Contributing or receiving : the role of social interaction styles in persuasion over a social networking platform
|Author:||Tikka, Piiastiina1; Oinas-Kukkonen, Harri1|
1Oulu Advanced Research on Service and Information Systems, University of Oulu, P.O. Box 3000, 90014 Oulu, Finland
|Online Access:||PDF Full Text (PDF, 0.9 MB)|
|Persistent link:|| http://urn.fi/urn:nbn:fi-fe2019042513196
|Publish Date:|| 2019-04-25
In this paper, the use of the social network platform Twitter is explored in relation to behavior change (BC) for health. We studied the effect of participation style (tweeters vs. non-tweeters) on perceived health behavior change through the constructs “social influence,” “efficacy,” and “pre-test health behavior.” In the experiment (N = 30), participants were given a basic health message, and the tweeters were then asked to actively search, think up, and share tips and guidance with non-tweeters. Results indicate that for both tweeters and non-tweeters, efficacy and social influence were positively related, but that efficacy and perceived health behavior change are only positively related for non-tweeters. From this, we concluded that participation style can impact the effect of efficacy on target behavior. To understand the information processing in the two groups in terms of higher or lower need for cognition, we also studied the participants’ thought elaboration. We found that tweeters were more distracted from elaboration on the health message, in particular those tweeters presenting a higher need for cognition. From this, we concluded that taking an active content creating role in peer-to-peer e-coaching systems may lead (a) to higher efficacy appraisal without a positive impact on BC and (b) to reduced attention on the intended behavior change message. In other words, the position of producing content may not translate into better intake of that content. In conclusion, there is a need for investigating strategies for overcoming the distracting nature of an active sharing role in e-coaching systems presented by a social network platform.
Personal and ubiquitous computing
|Pages:||705 - 721|
|Type of Publication:||

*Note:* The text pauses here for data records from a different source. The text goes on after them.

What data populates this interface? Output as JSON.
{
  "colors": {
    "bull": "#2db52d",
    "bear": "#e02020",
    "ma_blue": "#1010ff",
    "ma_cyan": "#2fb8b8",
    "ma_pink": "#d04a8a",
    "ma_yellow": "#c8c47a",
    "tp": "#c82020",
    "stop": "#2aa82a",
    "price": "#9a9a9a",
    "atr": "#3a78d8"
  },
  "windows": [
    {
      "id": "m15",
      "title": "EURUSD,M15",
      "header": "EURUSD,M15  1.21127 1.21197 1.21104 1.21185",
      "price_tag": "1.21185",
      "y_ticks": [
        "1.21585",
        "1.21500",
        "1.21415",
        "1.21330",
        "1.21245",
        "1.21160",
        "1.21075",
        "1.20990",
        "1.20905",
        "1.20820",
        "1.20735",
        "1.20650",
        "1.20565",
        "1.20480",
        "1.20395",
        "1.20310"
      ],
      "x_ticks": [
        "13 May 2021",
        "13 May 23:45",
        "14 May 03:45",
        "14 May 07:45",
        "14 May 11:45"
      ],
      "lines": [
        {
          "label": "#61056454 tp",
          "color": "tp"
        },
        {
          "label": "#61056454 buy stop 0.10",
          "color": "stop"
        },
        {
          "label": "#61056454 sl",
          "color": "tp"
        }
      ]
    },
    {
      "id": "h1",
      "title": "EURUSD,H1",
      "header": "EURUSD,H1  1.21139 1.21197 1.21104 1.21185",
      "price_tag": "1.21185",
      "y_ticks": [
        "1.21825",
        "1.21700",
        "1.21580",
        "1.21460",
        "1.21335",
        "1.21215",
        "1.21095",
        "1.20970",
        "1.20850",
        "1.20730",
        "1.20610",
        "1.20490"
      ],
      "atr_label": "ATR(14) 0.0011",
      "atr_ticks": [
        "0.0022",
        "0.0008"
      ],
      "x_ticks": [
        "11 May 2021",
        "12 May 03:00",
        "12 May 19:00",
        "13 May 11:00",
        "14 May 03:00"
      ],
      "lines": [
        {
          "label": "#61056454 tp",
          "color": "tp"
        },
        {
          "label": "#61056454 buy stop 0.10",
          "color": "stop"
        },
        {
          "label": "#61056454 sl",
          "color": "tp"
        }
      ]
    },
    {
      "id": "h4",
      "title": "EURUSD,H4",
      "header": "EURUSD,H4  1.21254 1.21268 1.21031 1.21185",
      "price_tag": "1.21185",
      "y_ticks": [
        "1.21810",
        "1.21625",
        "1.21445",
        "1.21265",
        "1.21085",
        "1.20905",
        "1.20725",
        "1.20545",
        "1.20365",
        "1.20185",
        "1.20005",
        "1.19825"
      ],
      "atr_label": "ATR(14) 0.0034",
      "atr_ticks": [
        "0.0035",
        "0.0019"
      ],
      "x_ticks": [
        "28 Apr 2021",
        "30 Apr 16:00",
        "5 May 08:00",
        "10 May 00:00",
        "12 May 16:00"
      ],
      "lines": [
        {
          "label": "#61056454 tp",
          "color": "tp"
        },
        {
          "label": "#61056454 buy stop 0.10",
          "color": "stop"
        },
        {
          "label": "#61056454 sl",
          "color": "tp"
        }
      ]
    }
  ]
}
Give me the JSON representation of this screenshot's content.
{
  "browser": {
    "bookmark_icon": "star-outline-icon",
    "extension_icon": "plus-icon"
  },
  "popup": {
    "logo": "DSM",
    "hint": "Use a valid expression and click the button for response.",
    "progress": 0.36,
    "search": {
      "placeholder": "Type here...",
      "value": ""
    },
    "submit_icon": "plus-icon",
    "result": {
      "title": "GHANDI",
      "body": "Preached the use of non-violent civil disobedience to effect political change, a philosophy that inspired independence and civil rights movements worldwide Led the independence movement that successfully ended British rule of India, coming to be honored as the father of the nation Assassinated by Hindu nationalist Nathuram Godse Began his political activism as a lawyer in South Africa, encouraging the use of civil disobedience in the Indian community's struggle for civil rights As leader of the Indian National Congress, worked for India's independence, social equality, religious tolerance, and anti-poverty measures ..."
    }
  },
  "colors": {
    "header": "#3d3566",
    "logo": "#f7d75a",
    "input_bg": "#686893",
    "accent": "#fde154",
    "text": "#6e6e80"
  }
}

A1 Journal article – refereed
|Field of Science:||
113 Computer and information sciences
© Springer-Verlag London 2017. This is a post-peer-review, pre-copyedit version of an article published in Personal and Ubiquitous Computing. The final authenticated version is available online at: http://dx.doi.org/10.1007/s00779-017-1027-z.